For first-time buyers and house-hunting veterans alike, the process of searching for and purchasing a home elicits a whirlwind of conflicting emotions: excitement, frustration, apprehension, and uncertainty. These feelings can often obscure the logical steps involved in selecting the best possible home-at the best possible price. No matter which stage you are at in the home-buying process, here are five important tips that will help you select a property that suits your needs without straining your budget:
- Exercise financial prudence in the months before buying a home. When determining your interest rate for a mortgage loan, lenders look for evidence that you reliably pay your bills and will likely be able to handle a major debt like a mortgage. Therefore, they tend to view negatively any recent transactions that could appear impulsive or risky. As you prepare to buy a home, financial experts often suggest that you avoid opening new credit cards, accumulating a lot of debt, or making major purchases. You should also know your credit score in order to have a better idea of how lenders will view you.
- If a property piques your interest, review the homeowners association (HOA) rules or local zoning laws to ensure that they support your intended uses.
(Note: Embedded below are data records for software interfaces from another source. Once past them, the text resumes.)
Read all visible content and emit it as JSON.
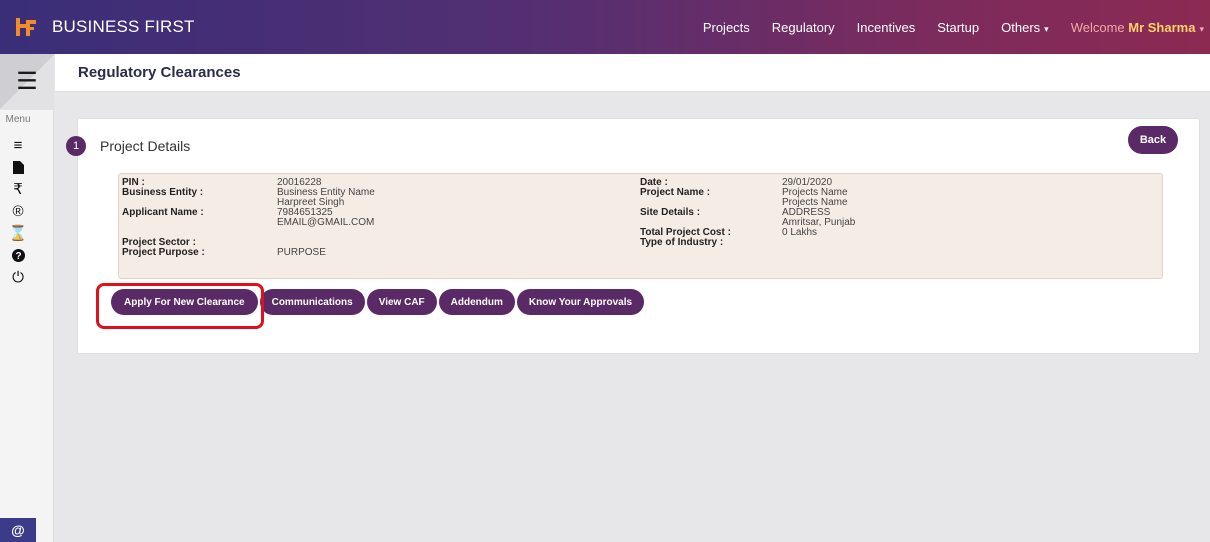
{
  "header": {
    "brand": "BUSINESS FIRST",
    "nav": [
      {
        "label": "Projects"
      },
      {
        "label": "Regulatory"
      },
      {
        "label": "Incentives"
      },
      {
        "label": "Startup"
      },
      {
        "label": "Others"
      }
    ],
    "welcome_prefix": "Welcome",
    "welcome_name": "Mr Sharma"
  },
  "sidebar": {
    "menu_label": "Menu",
    "icons": [
      "list-icon",
      "file-icon",
      "rupee-icon",
      "registered-icon",
      "hourglass-icon",
      "help-icon",
      "power-icon"
    ],
    "bottom_icon": "@"
  },
  "page": {
    "title": "Regulatory Clearances"
  },
  "card": {
    "step_number": "1",
    "title": "Project Details",
    "back_label": "Back"
  },
  "details": {
    "left": [
      {
        "label": "PIN :",
        "value": "20016228"
      },
      {
        "label": "Business Entity :",
        "value": "Business Entity Name"
      },
      {
        "label": "",
        "value": "Harpreet Singh"
      },
      {
        "label": "Applicant Name :",
        "value": "7984651325"
      },
      {
        "label": "",
        "value": "EMAIL@GMAIL.COM"
      },
      {
        "label": "",
        "value": ""
      },
      {
        "label": "Project Sector :",
        "value": ""
      },
      {
        "label": "Project Purpose :",
        "value": "PURPOSE"
      }
    ],
    "right": [
      {
        "label": "Date :",
        "value": "29/01/2020"
      },
      {
        "label": "Project Name :",
        "value": "Projects Name"
      },
      {
        "label": "",
        "value": "Projects Name"
      },
      {
        "label": "Site Details :",
        "value": "ADDRESS"
      },
      {
        "label": "",
        "value": "Amritsar, Punjab"
      },
      {
        "label": "Total Project Cost :",
        "value": "0 Lakhs"
      },
      {
        "label": "Type of Industry :",
        "value": ""
      }
    ]
  },
  "actions": [
    {
      "label": "Apply For New Clearance"
    },
    {
      "label": "Communications"
    },
    {
      "label": "View CAF"
    },
    {
      "label": "Addendum"
    },
    {
      "label": "Know Your Approvals"
    }
  ],
  "colors": {
    "accent": "#5a2a66",
    "highlight": "#e0101a"
  }
}
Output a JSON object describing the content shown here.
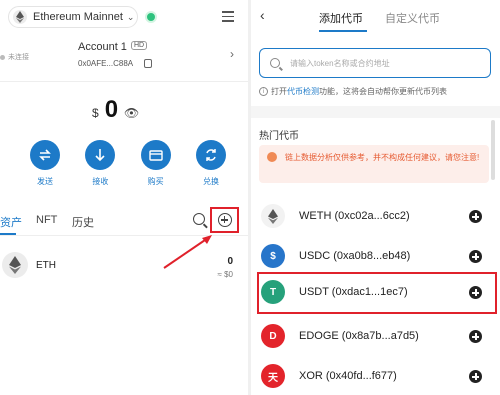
{
  "wallet": {
    "network": "Ethereum Mainnet",
    "connection_status": "未连接",
    "account_name": "Account 1",
    "account_badge": "HD",
    "account_address": "0x0AFE...C88A",
    "balance_currency": "$",
    "balance_value": "0",
    "actions": [
      {
        "label": "发送",
        "icon": "send-icon"
      },
      {
        "label": "接收",
        "icon": "receive-icon"
      },
      {
        "label": "购买",
        "icon": "buy-icon"
      },
      {
        "label": "兑换",
        "icon": "swap-icon"
      }
    ],
    "tabs": [
      "资产",
      "NFT",
      "历史"
    ],
    "assets": [
      {
        "symbol": "ETH",
        "amount": "0",
        "fiat": "≈ $0"
      }
    ]
  },
  "add_token": {
    "tabs": [
      "添加代币",
      "自定义代币"
    ],
    "search_placeholder": "请输入token名称或合约地址",
    "info_prefix": "打开",
    "info_link": "代币检测",
    "info_suffix": "功能，这将会自动帮你更新代币列表",
    "hot_title": "热门代币",
    "warning": "链上数据分析仅供参考，并不构成任何建议，请您注意!",
    "tokens": [
      {
        "name": "WETH (0xc02a...6cc2)",
        "color": "#f2f2f2"
      },
      {
        "name": "USDC (0xa0b8...eb48)",
        "color": "#2775ca"
      },
      {
        "name": "USDT (0xdac1...1ec7)",
        "color": "#26a17b"
      },
      {
        "name": "EDOGE (0x8a7b...a7d5)",
        "color": "#e3242b"
      },
      {
        "name": "XOR (0x40fd...f677)",
        "color": "#e3242b"
      }
    ]
  },
  "colors": {
    "accent": "#1d7ac8",
    "highlight": "#e0212b",
    "status_green": "#2ec27e"
  }
}
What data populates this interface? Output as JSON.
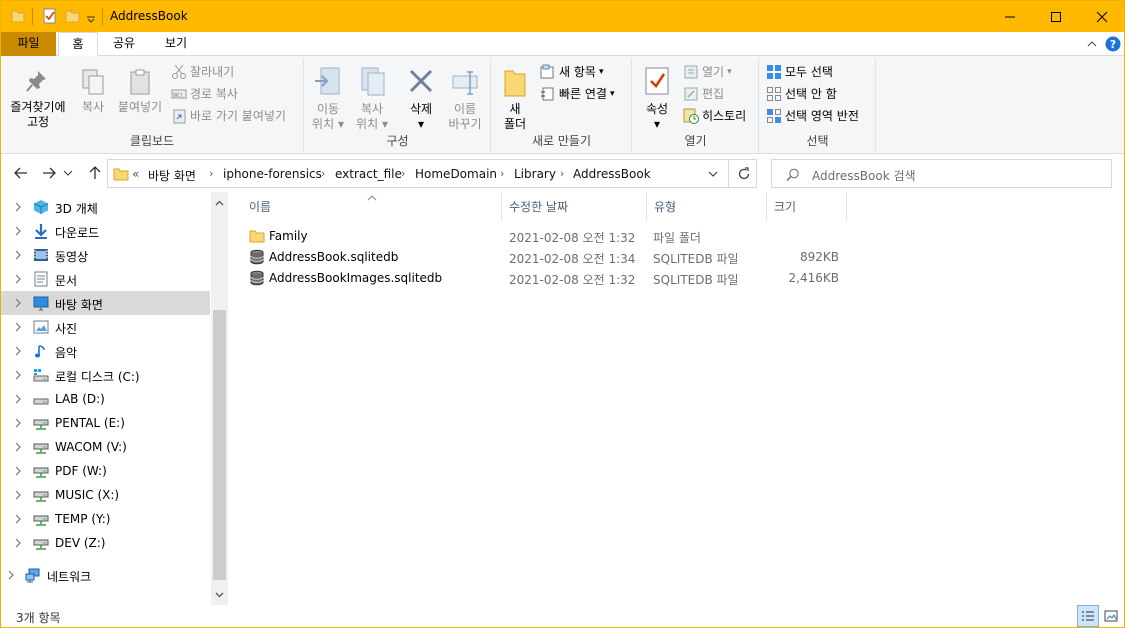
{
  "window": {
    "title": "AddressBook"
  },
  "accent": "#ffb900",
  "ribbon_tabs": {
    "file": "파일",
    "home": "홈",
    "share": "공유",
    "view": "보기"
  },
  "ribbon": {
    "clipboard": {
      "label": "클립보드",
      "pin_line1": "즐겨찾기에",
      "pin_line2": "고정",
      "copy": "복사",
      "paste": "붙여넣기",
      "cut": "잘라내기",
      "copy_path": "경로 복사",
      "paste_shortcut": "바로 가기 붙여넣기"
    },
    "organize": {
      "label": "구성",
      "move_line1": "이동",
      "move_line2": "위치",
      "copyto_line1": "복사",
      "copyto_line2": "위치",
      "delete": "삭제",
      "rename_line1": "이름",
      "rename_line2": "바꾸기"
    },
    "new": {
      "label": "새로 만들기",
      "folder_line1": "새",
      "folder_line2": "폴더",
      "new_item": "새 항목",
      "easy_access": "빠른 연결"
    },
    "open": {
      "label": "열기",
      "properties": "속성",
      "open": "열기",
      "edit": "편집",
      "history": "히스토리"
    },
    "select": {
      "label": "선택",
      "select_all": "모두 선택",
      "select_none": "선택 안 함",
      "invert": "선택 영역 반전"
    }
  },
  "address": {
    "overflow": "«",
    "crumbs": [
      "바탕 화면",
      "iphone-forensics",
      "extract_file",
      "HomeDomain",
      "Library",
      "AddressBook"
    ],
    "search_placeholder": "AddressBook 검색"
  },
  "nav": [
    {
      "label": "3D 개체",
      "icon": "3d-objects-icon"
    },
    {
      "label": "다운로드",
      "icon": "downloads-icon"
    },
    {
      "label": "동영상",
      "icon": "videos-icon"
    },
    {
      "label": "문서",
      "icon": "documents-icon"
    },
    {
      "label": "바탕 화면",
      "icon": "desktop-icon",
      "selected": true
    },
    {
      "label": "사진",
      "icon": "pictures-icon"
    },
    {
      "label": "음악",
      "icon": "music-icon"
    },
    {
      "label": "로컬 디스크 (C:)",
      "icon": "system-drive-icon"
    },
    {
      "label": "LAB (D:)",
      "icon": "drive-icon"
    },
    {
      "label": "PENTAL (E:)",
      "icon": "network-drive-icon"
    },
    {
      "label": "WACOM (V:)",
      "icon": "network-drive-icon"
    },
    {
      "label": "PDF (W:)",
      "icon": "network-drive-icon"
    },
    {
      "label": "MUSIC (X:)",
      "icon": "network-drive-icon"
    },
    {
      "label": "TEMP (Y:)",
      "icon": "network-drive-icon"
    },
    {
      "label": "DEV (Z:)",
      "icon": "network-drive-icon"
    },
    {
      "label": "네트워크",
      "icon": "network-icon"
    }
  ],
  "columns": {
    "name": "이름",
    "modified": "수정한 날짜",
    "type": "유형",
    "size": "크기"
  },
  "files": [
    {
      "name": "Family",
      "modified": "2021-02-08 오전 1:32",
      "type": "파일 폴더",
      "size": "",
      "icon": "folder-icon"
    },
    {
      "name": "AddressBook.sqlitedb",
      "modified": "2021-02-08 오전 1:34",
      "type": "SQLITEDB 파일",
      "size": "892KB",
      "icon": "database-file-icon"
    },
    {
      "name": "AddressBookImages.sqlitedb",
      "modified": "2021-02-08 오전 1:32",
      "type": "SQLITEDB 파일",
      "size": "2,416KB",
      "icon": "database-file-icon"
    }
  ],
  "status": {
    "count": "3개 항목"
  }
}
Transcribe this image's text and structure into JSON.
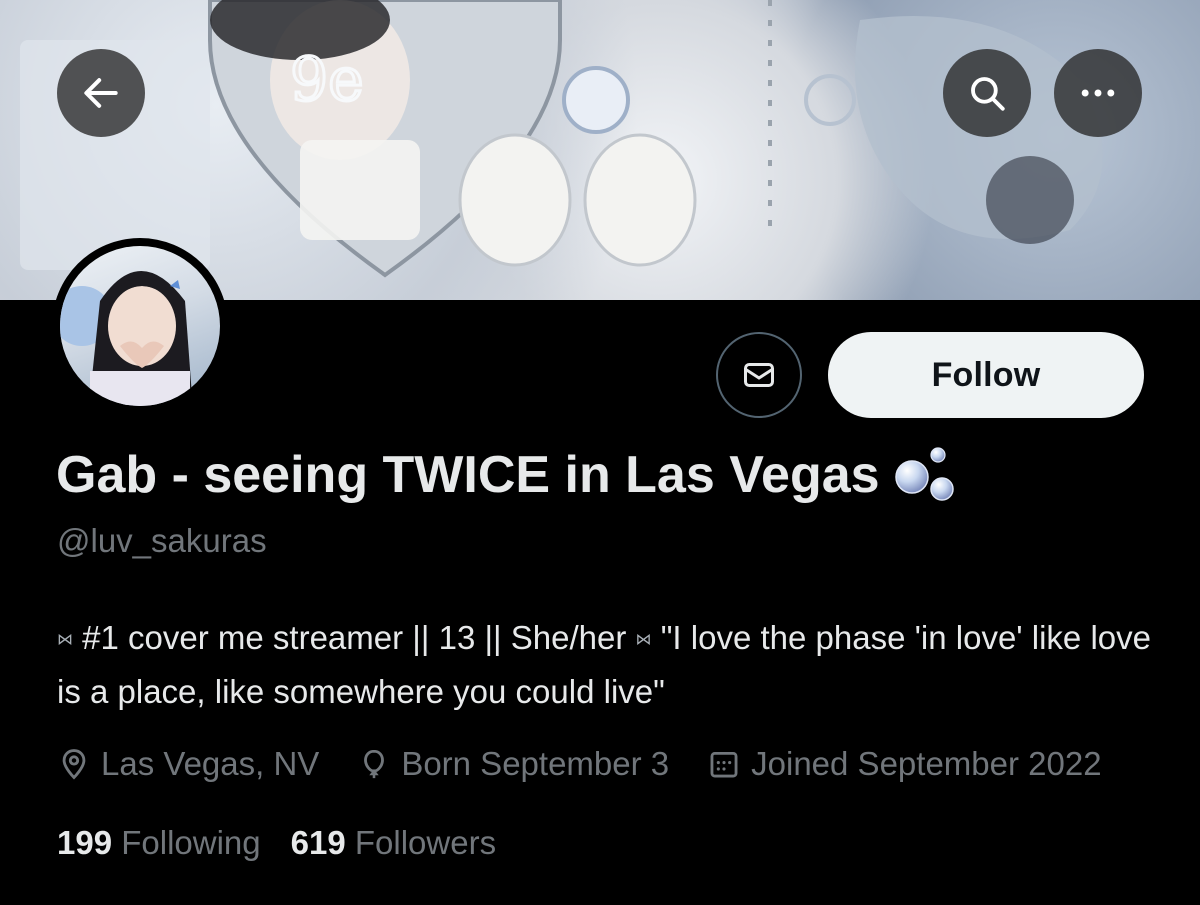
{
  "header": {
    "back_icon": "arrow-left-icon",
    "search_icon": "search-icon",
    "more_icon": "more-horizontal-icon"
  },
  "profile": {
    "display_name": "Gab - seeing TWICE in Las Vegas",
    "name_emoji_icon": "bubbles-icon",
    "handle": "@luv_sakuras",
    "bio_glyph": "⋈",
    "bio_part1": "#1 cover me streamer || 13 || She/her",
    "bio_part2": "\"I love the phase 'in love' like love is a place, like somewhere you could live\"",
    "location": "Las Vegas, NV",
    "birthday": "Born September 3",
    "joined": "Joined September 2022",
    "following_count": "199",
    "following_label": "Following",
    "followers_count": "619",
    "followers_label": "Followers"
  },
  "actions": {
    "message_icon": "envelope-icon",
    "follow_label": "Follow"
  },
  "colors": {
    "background": "#000000",
    "primary_text": "#e7e9ea",
    "secondary_text": "#71767b",
    "follow_bg": "#eff3f4"
  }
}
For example, if at some point you would like to rent out all or part of your property, check to make sure that the neighborhood permits it.
- When formulating a budget, consider all costs involved in buying and owning the home. Most buyers account for the down payment, monthly mortgage payments (including interest), the realtor’s fees, and closing costs. However, home ownership requires many additional costs, including utilities, property taxes, homeowners insurance, HOA fees, and the costs of maintenance and upgrades. Estimating these expenses early in the home-buying process will help you create a realistic budget and avoid becoming attached to properties that will ultimately exhaust your finances.
- When you find a property that you like, consider how it fits with your long-term goals. Are you planning to have kids at some point in the future? Care for aging parents? Resell the home in a few years for more than you paid? Do you have children who will be going to college, leaving you with superfluous space? Regardless of your current intentions, consider how the variables in your life may affect how you will use the home in the future.
- Let logic-rather than emotion-rule the home-buying process. When searching for a new home, it is easy to become overwhelmed by the beauty of a property or one of its features, such as a brand-new kitchen or a breathtaking backyard. However, “falling in love” with a home based on an initial emotional reaction can cause you to overlook serious flaws. To avoid this common pitfall, consider making a checklist of your needs or must-have items for a home, things that you would like to have, and things that you absolutely do not want in a property. Bring this checklist to each home you visit so that you can make sure a contender meets your objective criteria.